Exercise instructions -> No pictures should appear in the copy; otherwise retype the entries exactly.

Extracted entries ->

________________________

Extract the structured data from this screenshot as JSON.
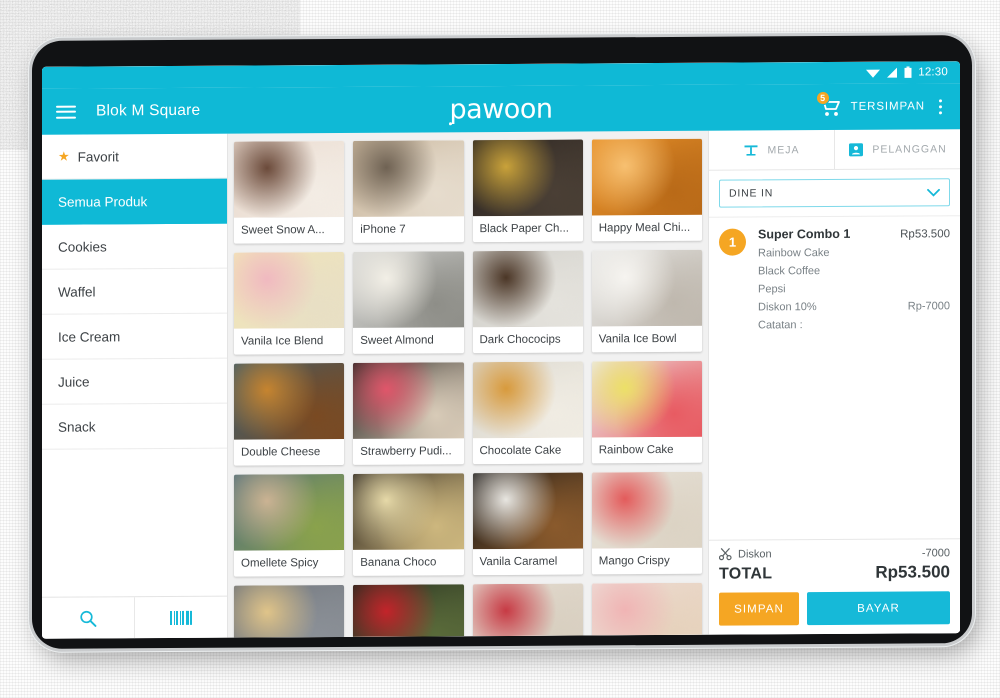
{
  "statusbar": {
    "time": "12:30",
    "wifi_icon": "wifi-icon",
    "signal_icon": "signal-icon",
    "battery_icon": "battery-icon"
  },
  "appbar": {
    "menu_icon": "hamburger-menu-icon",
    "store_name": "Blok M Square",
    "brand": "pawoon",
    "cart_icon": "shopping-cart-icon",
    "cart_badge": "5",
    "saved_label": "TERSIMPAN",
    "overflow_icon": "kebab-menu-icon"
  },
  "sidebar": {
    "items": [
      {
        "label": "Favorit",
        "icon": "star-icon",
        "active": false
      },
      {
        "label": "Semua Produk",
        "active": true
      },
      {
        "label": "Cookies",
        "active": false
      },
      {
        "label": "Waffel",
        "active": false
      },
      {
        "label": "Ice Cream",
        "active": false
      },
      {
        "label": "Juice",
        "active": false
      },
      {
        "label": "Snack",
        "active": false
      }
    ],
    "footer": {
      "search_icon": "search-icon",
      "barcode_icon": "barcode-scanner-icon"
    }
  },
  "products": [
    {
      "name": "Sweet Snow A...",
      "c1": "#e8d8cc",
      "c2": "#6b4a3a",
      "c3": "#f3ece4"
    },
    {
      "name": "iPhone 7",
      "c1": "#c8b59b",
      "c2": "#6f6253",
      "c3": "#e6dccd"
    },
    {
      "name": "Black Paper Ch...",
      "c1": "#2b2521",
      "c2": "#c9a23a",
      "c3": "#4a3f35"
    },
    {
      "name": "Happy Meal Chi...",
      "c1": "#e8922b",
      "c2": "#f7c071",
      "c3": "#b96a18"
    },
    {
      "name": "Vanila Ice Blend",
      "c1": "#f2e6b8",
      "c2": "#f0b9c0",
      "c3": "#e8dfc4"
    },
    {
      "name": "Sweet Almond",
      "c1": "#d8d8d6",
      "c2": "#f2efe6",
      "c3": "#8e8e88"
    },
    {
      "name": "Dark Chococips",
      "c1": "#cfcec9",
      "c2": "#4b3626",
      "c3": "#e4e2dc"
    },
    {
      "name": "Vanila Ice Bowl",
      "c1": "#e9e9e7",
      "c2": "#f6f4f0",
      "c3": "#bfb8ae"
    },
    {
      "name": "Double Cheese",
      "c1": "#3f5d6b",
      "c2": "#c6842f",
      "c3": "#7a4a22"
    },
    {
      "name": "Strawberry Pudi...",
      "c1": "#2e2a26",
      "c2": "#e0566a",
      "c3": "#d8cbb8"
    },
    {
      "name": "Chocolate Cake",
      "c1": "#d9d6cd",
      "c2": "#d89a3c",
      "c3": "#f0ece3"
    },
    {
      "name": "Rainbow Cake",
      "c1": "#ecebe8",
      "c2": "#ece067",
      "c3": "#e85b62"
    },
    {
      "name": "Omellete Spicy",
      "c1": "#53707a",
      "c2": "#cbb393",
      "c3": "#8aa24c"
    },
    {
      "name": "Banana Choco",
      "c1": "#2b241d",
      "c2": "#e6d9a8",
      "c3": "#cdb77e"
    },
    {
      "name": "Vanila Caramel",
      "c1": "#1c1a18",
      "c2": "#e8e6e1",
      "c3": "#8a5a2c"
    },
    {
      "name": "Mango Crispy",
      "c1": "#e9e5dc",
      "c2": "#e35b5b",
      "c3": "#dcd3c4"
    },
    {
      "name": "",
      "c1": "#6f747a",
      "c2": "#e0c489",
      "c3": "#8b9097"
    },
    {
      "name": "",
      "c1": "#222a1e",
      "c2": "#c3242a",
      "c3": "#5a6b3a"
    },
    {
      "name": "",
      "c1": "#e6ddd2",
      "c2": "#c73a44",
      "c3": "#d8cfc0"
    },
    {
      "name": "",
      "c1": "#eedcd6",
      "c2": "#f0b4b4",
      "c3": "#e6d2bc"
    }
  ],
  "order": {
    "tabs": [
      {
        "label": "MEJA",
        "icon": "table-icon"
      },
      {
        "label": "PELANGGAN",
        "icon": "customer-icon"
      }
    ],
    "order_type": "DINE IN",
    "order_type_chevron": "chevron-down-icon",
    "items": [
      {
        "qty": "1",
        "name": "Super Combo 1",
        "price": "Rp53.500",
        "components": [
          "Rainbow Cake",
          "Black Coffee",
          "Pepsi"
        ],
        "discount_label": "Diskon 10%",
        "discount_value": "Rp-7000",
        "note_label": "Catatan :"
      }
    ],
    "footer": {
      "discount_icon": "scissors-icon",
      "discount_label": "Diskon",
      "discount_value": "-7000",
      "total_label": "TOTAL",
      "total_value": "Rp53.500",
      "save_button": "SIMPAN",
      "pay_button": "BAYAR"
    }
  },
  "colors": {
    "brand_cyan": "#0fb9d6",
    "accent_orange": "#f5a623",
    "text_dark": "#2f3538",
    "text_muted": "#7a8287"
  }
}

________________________

Answer box ->
Extract the structured data from this screenshot as JSON.
{
  "statusbar": {
    "time": "12:30",
    "wifi_icon": "wifi-icon",
    "signal_icon": "signal-icon",
    "battery_icon": "battery-icon"
  },
  "appbar": {
    "menu_icon": "hamburger-menu-icon",
    "store_name": "Blok M Square",
    "brand": "pawoon",
    "cart_icon": "shopping-cart-icon",
    "cart_badge": "5",
    "saved_label": "TERSIMPAN",
    "overflow_icon": "kebab-menu-icon"
  },
  "sidebar": {
    "items": [
      {
        "label": "Favorit",
        "icon": "star-icon",
        "active": false
      },
      {
        "label": "Semua Produk",
        "active": true
      },
      {
        "label": "Cookies",
        "active": false
      },
      {
        "label": "Waffel",
        "active": false
      },
      {
        "label": "Ice Cream",
        "active": false
      },
      {
        "label": "Juice",
        "active": false
      },
      {
        "label": "Snack",
        "active": false
      }
    ],
    "footer": {
      "search_icon": "search-icon",
      "barcode_icon": "barcode-scanner-icon"
    }
  },
  "products": [
    {
      "name": "Sweet Snow A...",
      "c1": "#e8d8cc",
      "c2": "#6b4a3a",
      "c3": "#f3ece4"
    },
    {
      "name": "iPhone 7",
      "c1": "#c8b59b",
      "c2": "#6f6253",
      "c3": "#e6dccd"
    },
    {
      "name": "Black Paper Ch...",
      "c1": "#2b2521",
      "c2": "#c9a23a",
      "c3": "#4a3f35"
    },
    {
      "name": "Happy Meal Chi...",
      "c1": "#e8922b",
      "c2": "#f7c071",
      "c3": "#b96a18"
    },
    {
      "name": "Vanila Ice Blend",
      "c1": "#f2e6b8",
      "c2": "#f0b9c0",
      "c3": "#e8dfc4"
    },
    {
      "name": "Sweet Almond",
      "c1": "#d8d8d6",
      "c2": "#f2efe6",
      "c3": "#8e8e88"
    },
    {
      "name": "Dark Chococips",
      "c1": "#cfcec9",
      "c2": "#4b3626",
      "c3": "#e4e2dc"
    },
    {
      "name": "Vanila Ice Bowl",
      "c1": "#e9e9e7",
      "c2": "#f6f4f0",
      "c3": "#bfb8ae"
    },
    {
      "name": "Double Cheese",
      "c1": "#3f5d6b",
      "c2": "#c6842f",
      "c3": "#7a4a22"
    },
    {
      "name": "Strawberry Pudi...",
      "c1": "#2e2a26",
      "c2": "#e0566a",
      "c3": "#d8cbb8"
    },
    {
      "name": "Chocolate Cake",
      "c1": "#d9d6cd",
      "c2": "#d89a3c",
      "c3": "#f0ece3"
    },
    {
      "name": "Rainbow Cake",
      "c1": "#ecebe8",
      "c2": "#ece067",
      "c3": "#e85b62"
    },
    {
      "name": "Omellete Spicy",
      "c1": "#53707a",
      "c2": "#cbb393",
      "c3": "#8aa24c"
    },
    {
      "name": "Banana Choco",
      "c1": "#2b241d",
      "c2": "#e6d9a8",
      "c3": "#cdb77e"
    },
    {
      "name": "Vanila Caramel",
      "c1": "#1c1a18",
      "c2": "#e8e6e1",
      "c3": "#8a5a2c"
    },
    {
      "name": "Mango Crispy",
      "c1": "#e9e5dc",
      "c2": "#e35b5b",
      "c3": "#dcd3c4"
    },
    {
      "name": "",
      "c1": "#6f747a",
      "c2": "#e0c489",
      "c3": "#8b9097"
    },
    {
      "name": "",
      "c1": "#222a1e",
      "c2": "#c3242a",
      "c3": "#5a6b3a"
    },
    {
      "name": "",
      "c1": "#e6ddd2",
      "c2": "#c73a44",
      "c3": "#d8cfc0"
    },
    {
      "name": "",
      "c1": "#eedcd6",
      "c2": "#f0b4b4",
      "c3": "#e6d2bc"
    }
  ],
  "order": {
    "tabs": [
      {
        "label": "MEJA",
        "icon": "table-icon"
      },
      {
        "label": "PELANGGAN",
        "icon": "customer-icon"
      }
    ],
    "order_type": "DINE IN",
    "order_type_chevron": "chevron-down-icon",
    "items": [
      {
        "qty": "1",
        "name": "Super Combo 1",
        "price": "Rp53.500",
        "components": [
          "Rainbow Cake",
          "Black Coffee",
          "Pepsi"
        ],
        "discount_label": "Diskon 10%",
        "discount_value": "Rp-7000",
        "note_label": "Catatan :"
      }
    ],
    "footer": {
      "discount_icon": "scissors-icon",
      "discount_label": "Diskon",
      "discount_value": "-7000",
      "total_label": "TOTAL",
      "total_value": "Rp53.500",
      "save_button": "SIMPAN",
      "pay_button": "BAYAR"
    }
  },
  "colors": {
    "brand_cyan": "#0fb9d6",
    "accent_orange": "#f5a623",
    "text_dark": "#2f3538",
    "text_muted": "#7a8287"
  }
}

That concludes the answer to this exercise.